Start of DATA TO USE
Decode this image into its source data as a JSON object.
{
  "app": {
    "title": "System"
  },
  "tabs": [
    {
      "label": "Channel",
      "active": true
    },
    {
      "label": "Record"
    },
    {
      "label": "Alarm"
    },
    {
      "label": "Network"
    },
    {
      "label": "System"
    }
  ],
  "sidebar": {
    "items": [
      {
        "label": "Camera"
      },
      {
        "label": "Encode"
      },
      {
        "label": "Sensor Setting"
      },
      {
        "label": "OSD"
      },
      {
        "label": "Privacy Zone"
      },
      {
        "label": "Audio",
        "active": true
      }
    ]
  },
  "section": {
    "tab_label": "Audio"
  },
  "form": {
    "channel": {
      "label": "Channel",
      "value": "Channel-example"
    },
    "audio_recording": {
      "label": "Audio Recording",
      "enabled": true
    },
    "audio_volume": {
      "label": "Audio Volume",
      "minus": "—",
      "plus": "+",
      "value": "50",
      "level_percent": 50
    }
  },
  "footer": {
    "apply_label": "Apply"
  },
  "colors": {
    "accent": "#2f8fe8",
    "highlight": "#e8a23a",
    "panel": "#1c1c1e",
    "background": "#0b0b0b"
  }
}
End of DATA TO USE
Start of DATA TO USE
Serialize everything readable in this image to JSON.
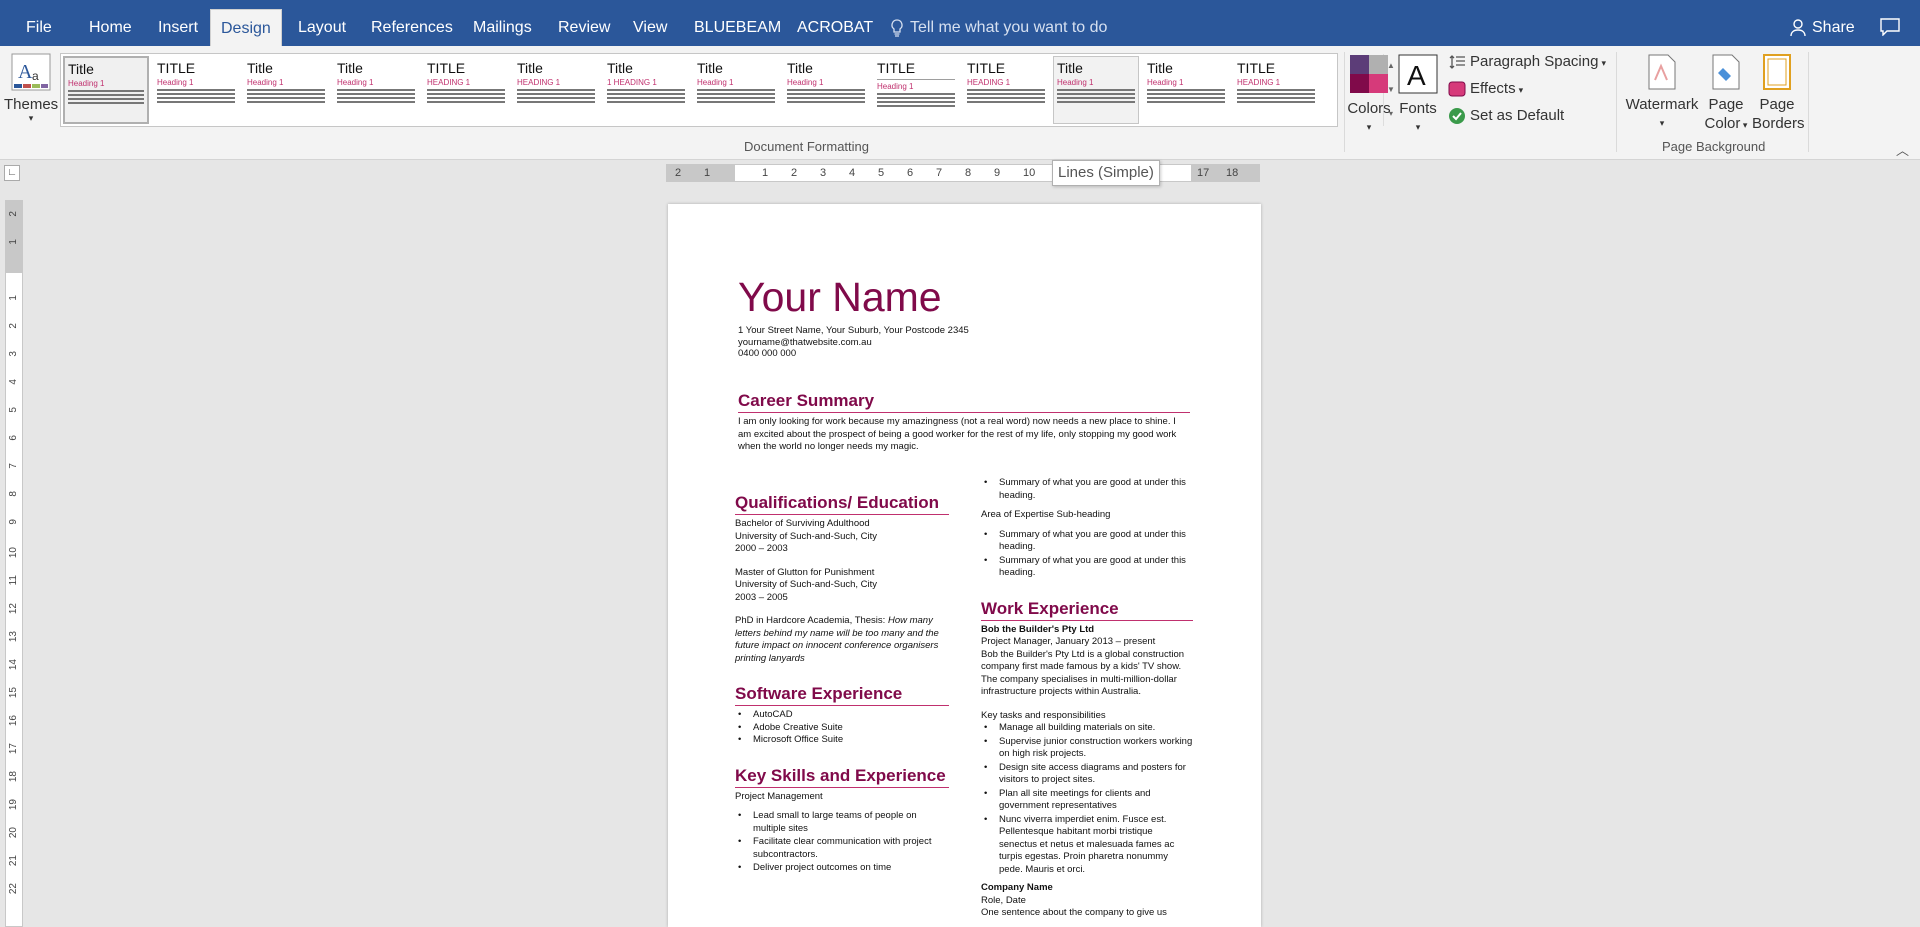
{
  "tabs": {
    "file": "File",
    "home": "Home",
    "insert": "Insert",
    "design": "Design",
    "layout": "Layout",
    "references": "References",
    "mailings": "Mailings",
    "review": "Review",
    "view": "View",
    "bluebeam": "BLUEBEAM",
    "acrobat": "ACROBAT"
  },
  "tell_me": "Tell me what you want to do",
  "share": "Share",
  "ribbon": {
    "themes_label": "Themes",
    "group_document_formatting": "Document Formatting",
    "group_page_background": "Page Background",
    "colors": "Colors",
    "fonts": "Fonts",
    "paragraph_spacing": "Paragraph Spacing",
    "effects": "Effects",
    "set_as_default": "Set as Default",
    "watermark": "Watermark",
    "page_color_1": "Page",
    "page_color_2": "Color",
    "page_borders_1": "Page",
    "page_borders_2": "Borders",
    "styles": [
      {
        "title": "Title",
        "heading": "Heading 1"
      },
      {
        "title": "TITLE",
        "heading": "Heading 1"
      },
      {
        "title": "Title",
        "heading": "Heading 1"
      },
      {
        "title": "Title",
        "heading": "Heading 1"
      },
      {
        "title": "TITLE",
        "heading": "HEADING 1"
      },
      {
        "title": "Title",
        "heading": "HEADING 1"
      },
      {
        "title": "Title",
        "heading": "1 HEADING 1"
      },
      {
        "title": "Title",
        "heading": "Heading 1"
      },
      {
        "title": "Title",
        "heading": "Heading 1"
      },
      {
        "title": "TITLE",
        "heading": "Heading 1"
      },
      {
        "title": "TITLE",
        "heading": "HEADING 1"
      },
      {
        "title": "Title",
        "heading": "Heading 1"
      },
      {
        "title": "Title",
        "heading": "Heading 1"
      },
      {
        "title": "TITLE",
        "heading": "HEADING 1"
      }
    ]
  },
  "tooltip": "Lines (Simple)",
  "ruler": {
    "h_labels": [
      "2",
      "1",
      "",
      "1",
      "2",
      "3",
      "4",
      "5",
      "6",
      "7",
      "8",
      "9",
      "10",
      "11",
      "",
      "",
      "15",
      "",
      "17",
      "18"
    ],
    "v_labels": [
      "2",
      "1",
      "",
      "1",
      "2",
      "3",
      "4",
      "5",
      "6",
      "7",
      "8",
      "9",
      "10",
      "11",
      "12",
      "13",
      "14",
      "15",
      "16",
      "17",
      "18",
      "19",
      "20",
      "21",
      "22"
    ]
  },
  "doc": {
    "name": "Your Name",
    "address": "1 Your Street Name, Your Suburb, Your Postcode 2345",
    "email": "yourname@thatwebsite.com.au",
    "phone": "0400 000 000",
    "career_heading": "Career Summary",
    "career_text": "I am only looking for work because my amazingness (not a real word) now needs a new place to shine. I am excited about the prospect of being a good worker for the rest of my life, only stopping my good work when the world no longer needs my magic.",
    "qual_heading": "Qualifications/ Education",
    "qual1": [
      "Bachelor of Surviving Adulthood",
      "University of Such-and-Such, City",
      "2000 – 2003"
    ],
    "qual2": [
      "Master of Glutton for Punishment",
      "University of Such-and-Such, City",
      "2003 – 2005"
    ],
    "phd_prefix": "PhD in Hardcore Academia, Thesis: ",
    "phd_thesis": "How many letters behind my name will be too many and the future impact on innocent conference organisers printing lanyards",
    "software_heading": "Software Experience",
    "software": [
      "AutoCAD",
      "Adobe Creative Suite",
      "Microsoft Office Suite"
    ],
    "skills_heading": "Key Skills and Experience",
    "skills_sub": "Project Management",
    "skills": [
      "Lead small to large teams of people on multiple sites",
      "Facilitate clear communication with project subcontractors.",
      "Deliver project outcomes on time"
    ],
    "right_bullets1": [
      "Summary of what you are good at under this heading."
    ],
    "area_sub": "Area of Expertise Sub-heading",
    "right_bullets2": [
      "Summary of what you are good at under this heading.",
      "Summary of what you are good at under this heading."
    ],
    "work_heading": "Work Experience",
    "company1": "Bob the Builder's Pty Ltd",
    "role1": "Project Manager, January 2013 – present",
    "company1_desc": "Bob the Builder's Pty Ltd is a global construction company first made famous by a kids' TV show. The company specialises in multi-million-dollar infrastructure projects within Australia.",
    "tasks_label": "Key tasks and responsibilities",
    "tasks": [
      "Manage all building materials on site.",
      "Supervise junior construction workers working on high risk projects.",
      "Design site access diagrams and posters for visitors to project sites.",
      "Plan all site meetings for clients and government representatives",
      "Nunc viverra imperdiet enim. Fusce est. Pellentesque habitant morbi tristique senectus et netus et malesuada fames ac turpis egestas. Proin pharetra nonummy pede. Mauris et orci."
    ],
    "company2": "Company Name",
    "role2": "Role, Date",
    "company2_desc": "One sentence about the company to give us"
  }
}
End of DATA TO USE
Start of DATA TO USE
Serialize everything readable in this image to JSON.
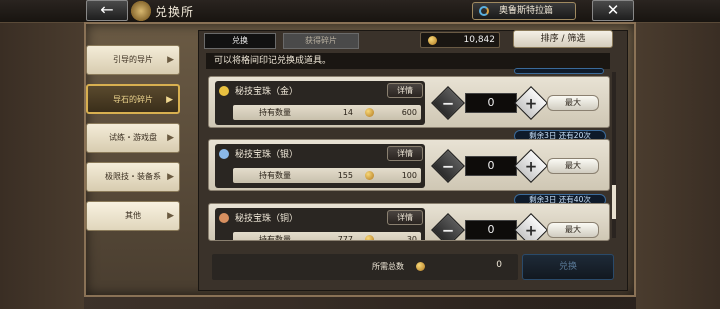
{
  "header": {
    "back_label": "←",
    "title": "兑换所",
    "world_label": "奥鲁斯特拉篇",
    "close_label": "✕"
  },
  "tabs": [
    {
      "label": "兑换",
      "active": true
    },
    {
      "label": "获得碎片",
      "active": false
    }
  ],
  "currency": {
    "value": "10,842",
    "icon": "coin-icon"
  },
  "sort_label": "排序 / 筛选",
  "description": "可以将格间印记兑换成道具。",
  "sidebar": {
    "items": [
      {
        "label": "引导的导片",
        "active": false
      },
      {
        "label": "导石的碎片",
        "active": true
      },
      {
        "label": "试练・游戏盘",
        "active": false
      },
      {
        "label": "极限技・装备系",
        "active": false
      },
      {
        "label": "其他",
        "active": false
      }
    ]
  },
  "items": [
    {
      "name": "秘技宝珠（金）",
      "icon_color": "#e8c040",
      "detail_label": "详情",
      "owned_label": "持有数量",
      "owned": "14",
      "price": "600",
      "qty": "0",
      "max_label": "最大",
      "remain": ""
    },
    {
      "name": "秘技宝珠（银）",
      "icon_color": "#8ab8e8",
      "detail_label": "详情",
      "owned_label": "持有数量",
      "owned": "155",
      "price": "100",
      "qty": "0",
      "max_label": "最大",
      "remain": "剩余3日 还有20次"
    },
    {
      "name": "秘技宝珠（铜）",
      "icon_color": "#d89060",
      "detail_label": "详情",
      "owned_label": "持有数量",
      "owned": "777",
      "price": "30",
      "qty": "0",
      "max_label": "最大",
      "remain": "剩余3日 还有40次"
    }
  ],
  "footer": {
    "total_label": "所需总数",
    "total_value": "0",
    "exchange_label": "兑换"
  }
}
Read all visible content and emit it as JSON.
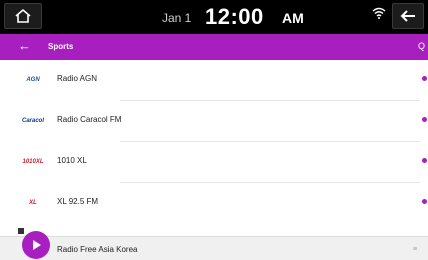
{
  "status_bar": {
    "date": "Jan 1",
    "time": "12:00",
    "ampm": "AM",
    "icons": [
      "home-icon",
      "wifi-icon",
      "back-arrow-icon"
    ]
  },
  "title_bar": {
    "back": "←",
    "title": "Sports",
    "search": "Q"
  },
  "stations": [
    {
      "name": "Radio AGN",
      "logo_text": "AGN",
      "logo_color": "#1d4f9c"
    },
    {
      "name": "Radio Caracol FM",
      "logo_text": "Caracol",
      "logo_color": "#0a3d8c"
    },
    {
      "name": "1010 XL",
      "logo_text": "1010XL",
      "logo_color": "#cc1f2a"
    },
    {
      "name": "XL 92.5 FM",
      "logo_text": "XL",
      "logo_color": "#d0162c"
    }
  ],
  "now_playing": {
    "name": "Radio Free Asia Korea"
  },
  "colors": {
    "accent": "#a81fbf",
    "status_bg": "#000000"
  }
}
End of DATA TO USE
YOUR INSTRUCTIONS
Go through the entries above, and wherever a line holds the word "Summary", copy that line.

TASK RESPONSE
    "career_heading": "Career Summary",
      "Summary of what you are good at under this heading."
      "Summary of what you are good at under this heading.",
      "Summary of what you are good at under this heading."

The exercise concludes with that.